Challenged a provision of the PA Juvenile Act that barred Philadelphia adjudicated youth from returning to their regular public schools after they were discharged from residential delinquency placements.
Argued that the PA Juvenile Act authorizes child welfare courts to retain jurisdiction over foster children aged 18 to 21 and to order agencies to continue to serve those youth in a course of treatment or instruction.
Supporting a juvenile defendant in Illinois who challenged the representation he received in court, when his defense lawyer sacrificed his defense believing that it was in the child’s "best interests."
Argued that imposing strict liability on a 12-year-old violates the US and Ohio Constitutions' guarantees of fundamental fairness, provides for highly disproportionate penalties and collateral consequences and creates a risk of prosecution based on personal views or biases.
Motions were filed with the juvenile court seeking nunc pro tunc relief on behalf of youth who in York County had been adjudicated delinquent for sex offenses prior to December 2012 when the SORNA law went into effect. The motions for nunc pro tunc relief ask the court to reconsider their classification as juvenile sex offenders and remove their information from the sex offender registry.

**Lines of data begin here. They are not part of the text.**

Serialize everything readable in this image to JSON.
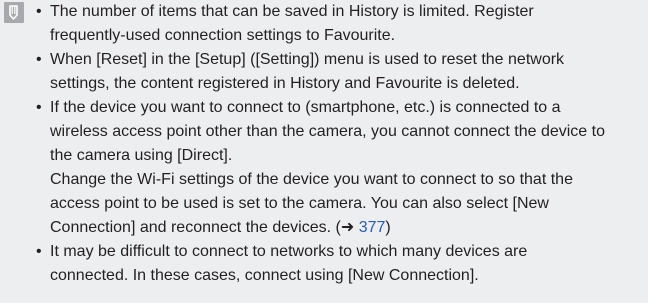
{
  "icon": "memo-note-icon",
  "link_color": "#2a5db0",
  "notes": [
    {
      "lines": [
        "The number of items that can be saved in History is limited. Register",
        "frequently-used connection settings to Favourite."
      ]
    },
    {
      "lines": [
        "When [Reset] in the [Setup] ([Setting]) menu is used to reset the network",
        "settings, the content registered in History and Favourite is deleted."
      ]
    },
    {
      "lines": [
        "If the device you want to connect to (smartphone, etc.) is connected to a",
        "wireless access point other than the camera, you cannot connect the device to",
        "the camera using [Direct].",
        "Change the Wi-Fi settings of the device you want to connect to so that the",
        "access point to be used is set to the camera. You can also select [New"
      ],
      "last_line_prefix": "Connection] and reconnect the devices. (",
      "last_line_arrow": "➜",
      "last_line_link": "377",
      "last_line_suffix": ")"
    },
    {
      "lines": [
        "It may be difficult to connect to networks to which many devices are",
        "connected. In these cases, connect using [New Connection]."
      ]
    }
  ]
}
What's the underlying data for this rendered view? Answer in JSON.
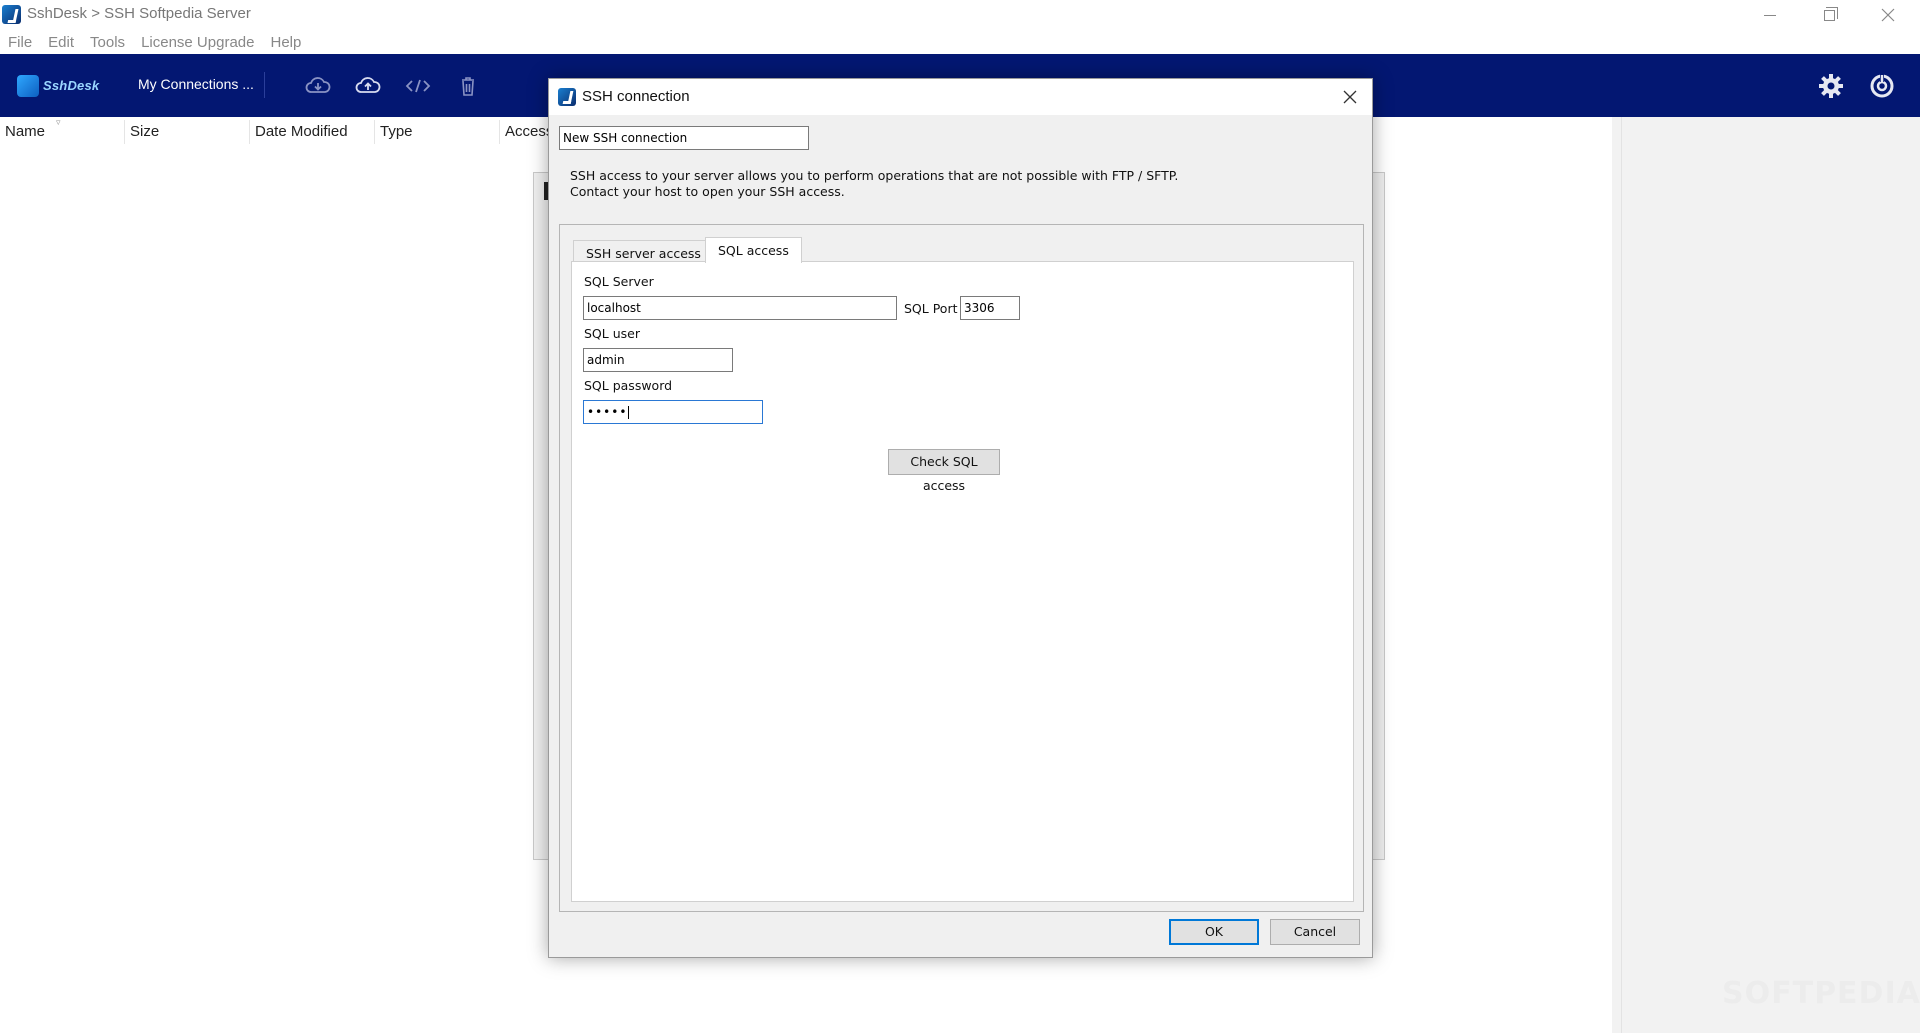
{
  "window": {
    "title": "SshDesk > SSH Softpedia Server"
  },
  "menu": [
    "File",
    "Edit",
    "Tools",
    "License Upgrade",
    "Help"
  ],
  "toolbar": {
    "logo_text": "SshDesk",
    "connections_label": "My Connections ...",
    "icons": [
      "download-icon",
      "upload-icon",
      "code-icon",
      "trash-icon",
      "gear-icon",
      "power-icon"
    ]
  },
  "file_list": {
    "columns": [
      "Name",
      "Size",
      "Date Modified",
      "Type",
      "Access"
    ]
  },
  "dialog": {
    "title": "SSH connection",
    "connection_name": "New SSH connection",
    "info_line1": "SSH access to your server allows you to perform operations that are not possible with FTP / SFTP.",
    "info_line2": "Contact your host to open your SSH access.",
    "tabs": [
      "SSH server access",
      "SQL access"
    ],
    "active_tab": "SQL access",
    "sql_server_label": "SQL Server",
    "sql_server_value": "localhost",
    "sql_port_label": "SQL Port",
    "sql_port_value": "3306",
    "sql_user_label": "SQL user",
    "sql_user_value": "admin",
    "sql_password_label": "SQL password",
    "sql_password_value": "•••••",
    "check_button": "Check SQL access",
    "ok_button": "OK",
    "cancel_button": "Cancel"
  },
  "watermark": "SOFTPEDIA",
  "colors": {
    "toolbar_bg": "#031772",
    "accent": "#0078d7",
    "dialog_bg": "#f0f0f0"
  }
}
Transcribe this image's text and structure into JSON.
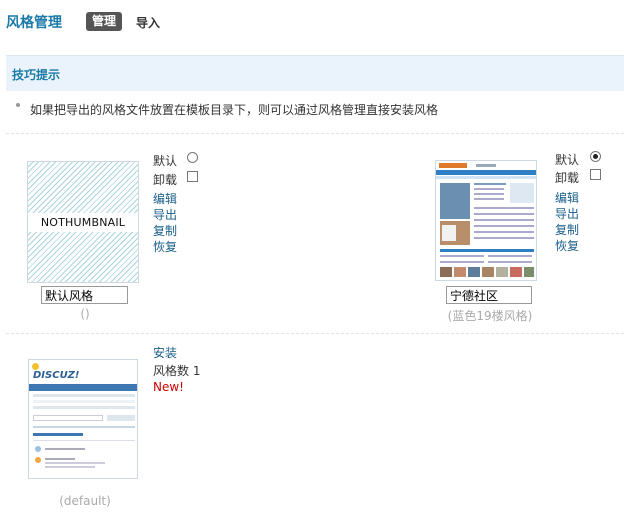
{
  "header": {
    "title": "风格管理",
    "tabs": [
      {
        "label": "管理",
        "active": true
      },
      {
        "label": "导入",
        "active": false
      }
    ]
  },
  "tips": {
    "heading": "技巧提示",
    "text": "如果把导出的风格文件放置在模板目录下，则可以通过风格管理直接安装风格"
  },
  "styles": [
    {
      "thumbnail_text": "NOTHUMBNAIL",
      "name": "默认风格",
      "meta": "()",
      "default_label": "默认",
      "is_default": false,
      "uninstall_label": "卸载",
      "actions": [
        "编辑",
        "导出",
        "复制",
        "恢复"
      ]
    },
    {
      "name": "宁德社区",
      "meta": "(蓝色19楼风格)",
      "default_label": "默认",
      "is_default": true,
      "uninstall_label": "卸载",
      "actions": [
        "编辑",
        "导出",
        "复制",
        "恢复"
      ]
    }
  ],
  "installable": {
    "meta": "(default)",
    "install_label": "安装",
    "count_label": "风格数 1",
    "new_badge": "New!",
    "logo_text": "DISCUZ!"
  },
  "colors": {
    "accent": "#1a7aa8",
    "link": "#1a5f8a",
    "tip_bg": "#eaf3fb",
    "new": "#cc0000"
  }
}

These briefs involved a thirteen-year-old student who was questioned by four adults, including a uniformed police officer, on school grounds regarding a series of break-ins. Juvenile Law Center argued that the student should have been considered in custody for Miranda purposes.